§ What you should do
The output should be all lines of the entries below in which the word "value" occurs.

§ Dataset entries

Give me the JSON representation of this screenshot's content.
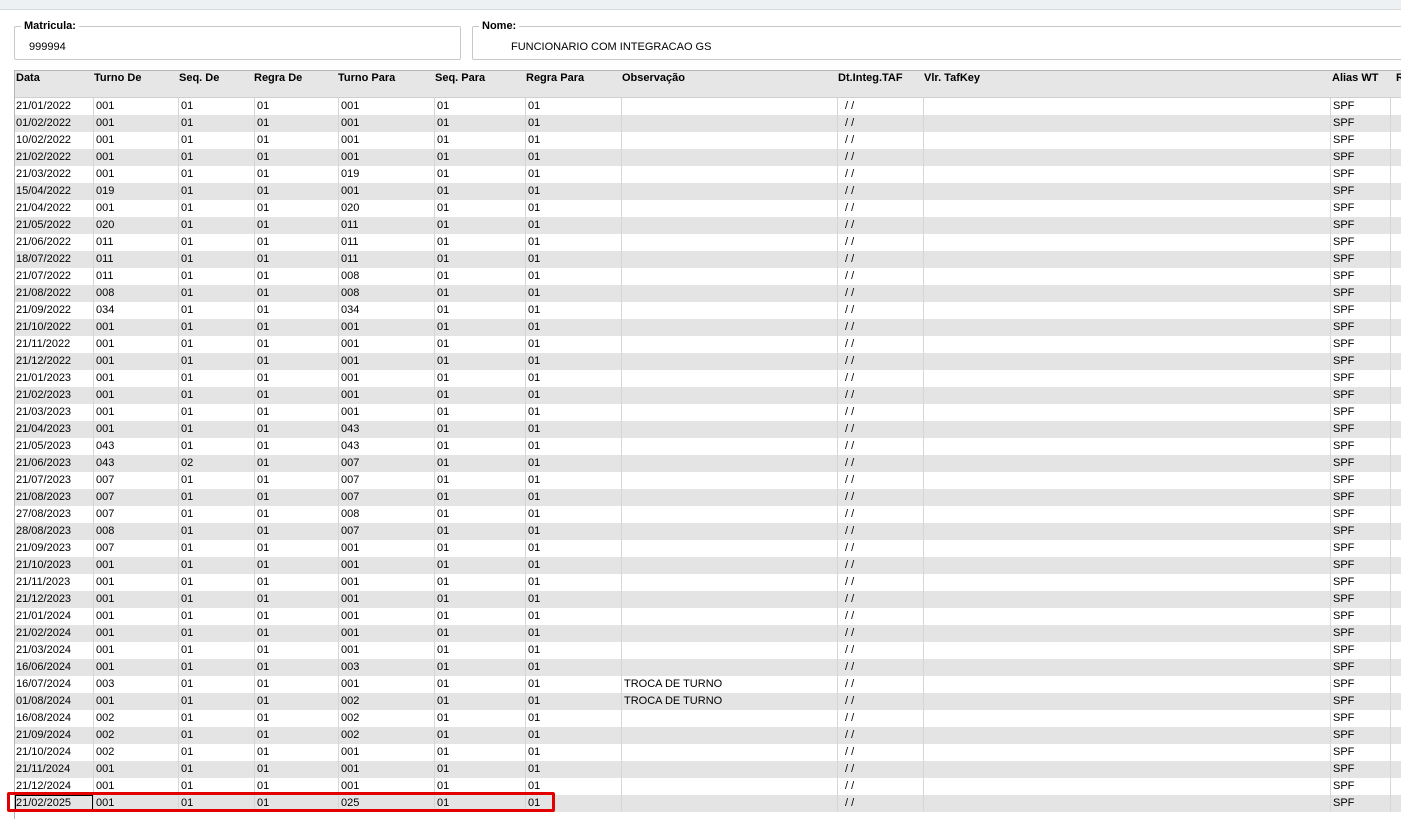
{
  "matricula": {
    "label": "Matricula:",
    "value": "999994"
  },
  "nome": {
    "label": "Nome:",
    "value": "FUNCIONARIO COM INTEGRACAO GS"
  },
  "columns": [
    "Data",
    "Turno De",
    "Seq. De",
    "Regra De",
    "Turno Para",
    "Seq. Para",
    "Regra Para",
    "Observação",
    "Dt.Integ.TAF",
    "Vlr. TafKey",
    "Alias WT",
    "Re"
  ],
  "rows": [
    {
      "data": "21/01/2022",
      "turno_de": "001",
      "seq_de": "01",
      "regra_de": "01",
      "turno_para": "001",
      "seq_para": "01",
      "regra_para": "01",
      "obs": "",
      "dt_integ": "/ /",
      "tafkey": "",
      "alias": "SPF"
    },
    {
      "data": "01/02/2022",
      "turno_de": "001",
      "seq_de": "01",
      "regra_de": "01",
      "turno_para": "001",
      "seq_para": "01",
      "regra_para": "01",
      "obs": "",
      "dt_integ": "/ /",
      "tafkey": "",
      "alias": "SPF"
    },
    {
      "data": "10/02/2022",
      "turno_de": "001",
      "seq_de": "01",
      "regra_de": "01",
      "turno_para": "001",
      "seq_para": "01",
      "regra_para": "01",
      "obs": "",
      "dt_integ": "/ /",
      "tafkey": "",
      "alias": "SPF"
    },
    {
      "data": "21/02/2022",
      "turno_de": "001",
      "seq_de": "01",
      "regra_de": "01",
      "turno_para": "001",
      "seq_para": "01",
      "regra_para": "01",
      "obs": "",
      "dt_integ": "/ /",
      "tafkey": "",
      "alias": "SPF"
    },
    {
      "data": "21/03/2022",
      "turno_de": "001",
      "seq_de": "01",
      "regra_de": "01",
      "turno_para": "019",
      "seq_para": "01",
      "regra_para": "01",
      "obs": "",
      "dt_integ": "/ /",
      "tafkey": "",
      "alias": "SPF"
    },
    {
      "data": "15/04/2022",
      "turno_de": "019",
      "seq_de": "01",
      "regra_de": "01",
      "turno_para": "001",
      "seq_para": "01",
      "regra_para": "01",
      "obs": "",
      "dt_integ": "/ /",
      "tafkey": "",
      "alias": "SPF"
    },
    {
      "data": "21/04/2022",
      "turno_de": "001",
      "seq_de": "01",
      "regra_de": "01",
      "turno_para": "020",
      "seq_para": "01",
      "regra_para": "01",
      "obs": "",
      "dt_integ": "/ /",
      "tafkey": "",
      "alias": "SPF"
    },
    {
      "data": "21/05/2022",
      "turno_de": "020",
      "seq_de": "01",
      "regra_de": "01",
      "turno_para": "011",
      "seq_para": "01",
      "regra_para": "01",
      "obs": "",
      "dt_integ": "/ /",
      "tafkey": "",
      "alias": "SPF"
    },
    {
      "data": "21/06/2022",
      "turno_de": "011",
      "seq_de": "01",
      "regra_de": "01",
      "turno_para": "011",
      "seq_para": "01",
      "regra_para": "01",
      "obs": "",
      "dt_integ": "/ /",
      "tafkey": "",
      "alias": "SPF"
    },
    {
      "data": "18/07/2022",
      "turno_de": "011",
      "seq_de": "01",
      "regra_de": "01",
      "turno_para": "011",
      "seq_para": "01",
      "regra_para": "01",
      "obs": "",
      "dt_integ": "/ /",
      "tafkey": "",
      "alias": "SPF"
    },
    {
      "data": "21/07/2022",
      "turno_de": "011",
      "seq_de": "01",
      "regra_de": "01",
      "turno_para": "008",
      "seq_para": "01",
      "regra_para": "01",
      "obs": "",
      "dt_integ": "/ /",
      "tafkey": "",
      "alias": "SPF"
    },
    {
      "data": "21/08/2022",
      "turno_de": "008",
      "seq_de": "01",
      "regra_de": "01",
      "turno_para": "008",
      "seq_para": "01",
      "regra_para": "01",
      "obs": "",
      "dt_integ": "/ /",
      "tafkey": "",
      "alias": "SPF"
    },
    {
      "data": "21/09/2022",
      "turno_de": "034",
      "seq_de": "01",
      "regra_de": "01",
      "turno_para": "034",
      "seq_para": "01",
      "regra_para": "01",
      "obs": "",
      "dt_integ": "/ /",
      "tafkey": "",
      "alias": "SPF"
    },
    {
      "data": "21/10/2022",
      "turno_de": "001",
      "seq_de": "01",
      "regra_de": "01",
      "turno_para": "001",
      "seq_para": "01",
      "regra_para": "01",
      "obs": "",
      "dt_integ": "/ /",
      "tafkey": "",
      "alias": "SPF"
    },
    {
      "data": "21/11/2022",
      "turno_de": "001",
      "seq_de": "01",
      "regra_de": "01",
      "turno_para": "001",
      "seq_para": "01",
      "regra_para": "01",
      "obs": "",
      "dt_integ": "/ /",
      "tafkey": "",
      "alias": "SPF"
    },
    {
      "data": "21/12/2022",
      "turno_de": "001",
      "seq_de": "01",
      "regra_de": "01",
      "turno_para": "001",
      "seq_para": "01",
      "regra_para": "01",
      "obs": "",
      "dt_integ": "/ /",
      "tafkey": "",
      "alias": "SPF"
    },
    {
      "data": "21/01/2023",
      "turno_de": "001",
      "seq_de": "01",
      "regra_de": "01",
      "turno_para": "001",
      "seq_para": "01",
      "regra_para": "01",
      "obs": "",
      "dt_integ": "/ /",
      "tafkey": "",
      "alias": "SPF"
    },
    {
      "data": "21/02/2023",
      "turno_de": "001",
      "seq_de": "01",
      "regra_de": "01",
      "turno_para": "001",
      "seq_para": "01",
      "regra_para": "01",
      "obs": "",
      "dt_integ": "/ /",
      "tafkey": "",
      "alias": "SPF"
    },
    {
      "data": "21/03/2023",
      "turno_de": "001",
      "seq_de": "01",
      "regra_de": "01",
      "turno_para": "001",
      "seq_para": "01",
      "regra_para": "01",
      "obs": "",
      "dt_integ": "/ /",
      "tafkey": "",
      "alias": "SPF"
    },
    {
      "data": "21/04/2023",
      "turno_de": "001",
      "seq_de": "01",
      "regra_de": "01",
      "turno_para": "043",
      "seq_para": "01",
      "regra_para": "01",
      "obs": "",
      "dt_integ": "/ /",
      "tafkey": "",
      "alias": "SPF"
    },
    {
      "data": "21/05/2023",
      "turno_de": "043",
      "seq_de": "01",
      "regra_de": "01",
      "turno_para": "043",
      "seq_para": "01",
      "regra_para": "01",
      "obs": "",
      "dt_integ": "/ /",
      "tafkey": "",
      "alias": "SPF"
    },
    {
      "data": "21/06/2023",
      "turno_de": "043",
      "seq_de": "02",
      "regra_de": "01",
      "turno_para": "007",
      "seq_para": "01",
      "regra_para": "01",
      "obs": "",
      "dt_integ": "/ /",
      "tafkey": "",
      "alias": "SPF"
    },
    {
      "data": "21/07/2023",
      "turno_de": "007",
      "seq_de": "01",
      "regra_de": "01",
      "turno_para": "007",
      "seq_para": "01",
      "regra_para": "01",
      "obs": "",
      "dt_integ": "/ /",
      "tafkey": "",
      "alias": "SPF"
    },
    {
      "data": "21/08/2023",
      "turno_de": "007",
      "seq_de": "01",
      "regra_de": "01",
      "turno_para": "007",
      "seq_para": "01",
      "regra_para": "01",
      "obs": "",
      "dt_integ": "/ /",
      "tafkey": "",
      "alias": "SPF"
    },
    {
      "data": "27/08/2023",
      "turno_de": "007",
      "seq_de": "01",
      "regra_de": "01",
      "turno_para": "008",
      "seq_para": "01",
      "regra_para": "01",
      "obs": "",
      "dt_integ": "/ /",
      "tafkey": "",
      "alias": "SPF"
    },
    {
      "data": "28/08/2023",
      "turno_de": "008",
      "seq_de": "01",
      "regra_de": "01",
      "turno_para": "007",
      "seq_para": "01",
      "regra_para": "01",
      "obs": "",
      "dt_integ": "/ /",
      "tafkey": "",
      "alias": "SPF"
    },
    {
      "data": "21/09/2023",
      "turno_de": "007",
      "seq_de": "01",
      "regra_de": "01",
      "turno_para": "001",
      "seq_para": "01",
      "regra_para": "01",
      "obs": "",
      "dt_integ": "/ /",
      "tafkey": "",
      "alias": "SPF"
    },
    {
      "data": "21/10/2023",
      "turno_de": "001",
      "seq_de": "01",
      "regra_de": "01",
      "turno_para": "001",
      "seq_para": "01",
      "regra_para": "01",
      "obs": "",
      "dt_integ": "/ /",
      "tafkey": "",
      "alias": "SPF"
    },
    {
      "data": "21/11/2023",
      "turno_de": "001",
      "seq_de": "01",
      "regra_de": "01",
      "turno_para": "001",
      "seq_para": "01",
      "regra_para": "01",
      "obs": "",
      "dt_integ": "/ /",
      "tafkey": "",
      "alias": "SPF"
    },
    {
      "data": "21/12/2023",
      "turno_de": "001",
      "seq_de": "01",
      "regra_de": "01",
      "turno_para": "001",
      "seq_para": "01",
      "regra_para": "01",
      "obs": "",
      "dt_integ": "/ /",
      "tafkey": "",
      "alias": "SPF"
    },
    {
      "data": "21/01/2024",
      "turno_de": "001",
      "seq_de": "01",
      "regra_de": "01",
      "turno_para": "001",
      "seq_para": "01",
      "regra_para": "01",
      "obs": "",
      "dt_integ": "/ /",
      "tafkey": "",
      "alias": "SPF"
    },
    {
      "data": "21/02/2024",
      "turno_de": "001",
      "seq_de": "01",
      "regra_de": "01",
      "turno_para": "001",
      "seq_para": "01",
      "regra_para": "01",
      "obs": "",
      "dt_integ": "/ /",
      "tafkey": "",
      "alias": "SPF"
    },
    {
      "data": "21/03/2024",
      "turno_de": "001",
      "seq_de": "01",
      "regra_de": "01",
      "turno_para": "001",
      "seq_para": "01",
      "regra_para": "01",
      "obs": "",
      "dt_integ": "/ /",
      "tafkey": "",
      "alias": "SPF"
    },
    {
      "data": "16/06/2024",
      "turno_de": "001",
      "seq_de": "01",
      "regra_de": "01",
      "turno_para": "003",
      "seq_para": "01",
      "regra_para": "01",
      "obs": "",
      "dt_integ": "/ /",
      "tafkey": "",
      "alias": "SPF"
    },
    {
      "data": "16/07/2024",
      "turno_de": "003",
      "seq_de": "01",
      "regra_de": "01",
      "turno_para": "001",
      "seq_para": "01",
      "regra_para": "01",
      "obs": "TROCA DE TURNO",
      "dt_integ": "/ /",
      "tafkey": "",
      "alias": "SPF"
    },
    {
      "data": "01/08/2024",
      "turno_de": "001",
      "seq_de": "01",
      "regra_de": "01",
      "turno_para": "002",
      "seq_para": "01",
      "regra_para": "01",
      "obs": "TROCA DE TURNO",
      "dt_integ": "/ /",
      "tafkey": "",
      "alias": "SPF"
    },
    {
      "data": "16/08/2024",
      "turno_de": "002",
      "seq_de": "01",
      "regra_de": "01",
      "turno_para": "002",
      "seq_para": "01",
      "regra_para": "01",
      "obs": "",
      "dt_integ": "/ /",
      "tafkey": "",
      "alias": "SPF"
    },
    {
      "data": "21/09/2024",
      "turno_de": "002",
      "seq_de": "01",
      "regra_de": "01",
      "turno_para": "002",
      "seq_para": "01",
      "regra_para": "01",
      "obs": "",
      "dt_integ": "/ /",
      "tafkey": "",
      "alias": "SPF"
    },
    {
      "data": "21/10/2024",
      "turno_de": "002",
      "seq_de": "01",
      "regra_de": "01",
      "turno_para": "001",
      "seq_para": "01",
      "regra_para": "01",
      "obs": "",
      "dt_integ": "/ /",
      "tafkey": "",
      "alias": "SPF"
    },
    {
      "data": "21/11/2024",
      "turno_de": "001",
      "seq_de": "01",
      "regra_de": "01",
      "turno_para": "001",
      "seq_para": "01",
      "regra_para": "01",
      "obs": "",
      "dt_integ": "/ /",
      "tafkey": "",
      "alias": "SPF"
    },
    {
      "data": "21/12/2024",
      "turno_de": "001",
      "seq_de": "01",
      "regra_de": "01",
      "turno_para": "001",
      "seq_para": "01",
      "regra_para": "01",
      "obs": "",
      "dt_integ": "/ /",
      "tafkey": "",
      "alias": "SPF"
    },
    {
      "data": "21/02/2025",
      "turno_de": "001",
      "seq_de": "01",
      "regra_de": "01",
      "turno_para": "025",
      "seq_para": "01",
      "regra_para": "01",
      "obs": "",
      "dt_integ": "/ /",
      "tafkey": "",
      "alias": "SPF"
    }
  ],
  "colors": {
    "row_alt": "#e4e4e4",
    "highlight": "#e30000"
  }
}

§ Solved problem
    "value": "999994"
    "value": "FUNCIONARIO COM INTEGRACAO GS"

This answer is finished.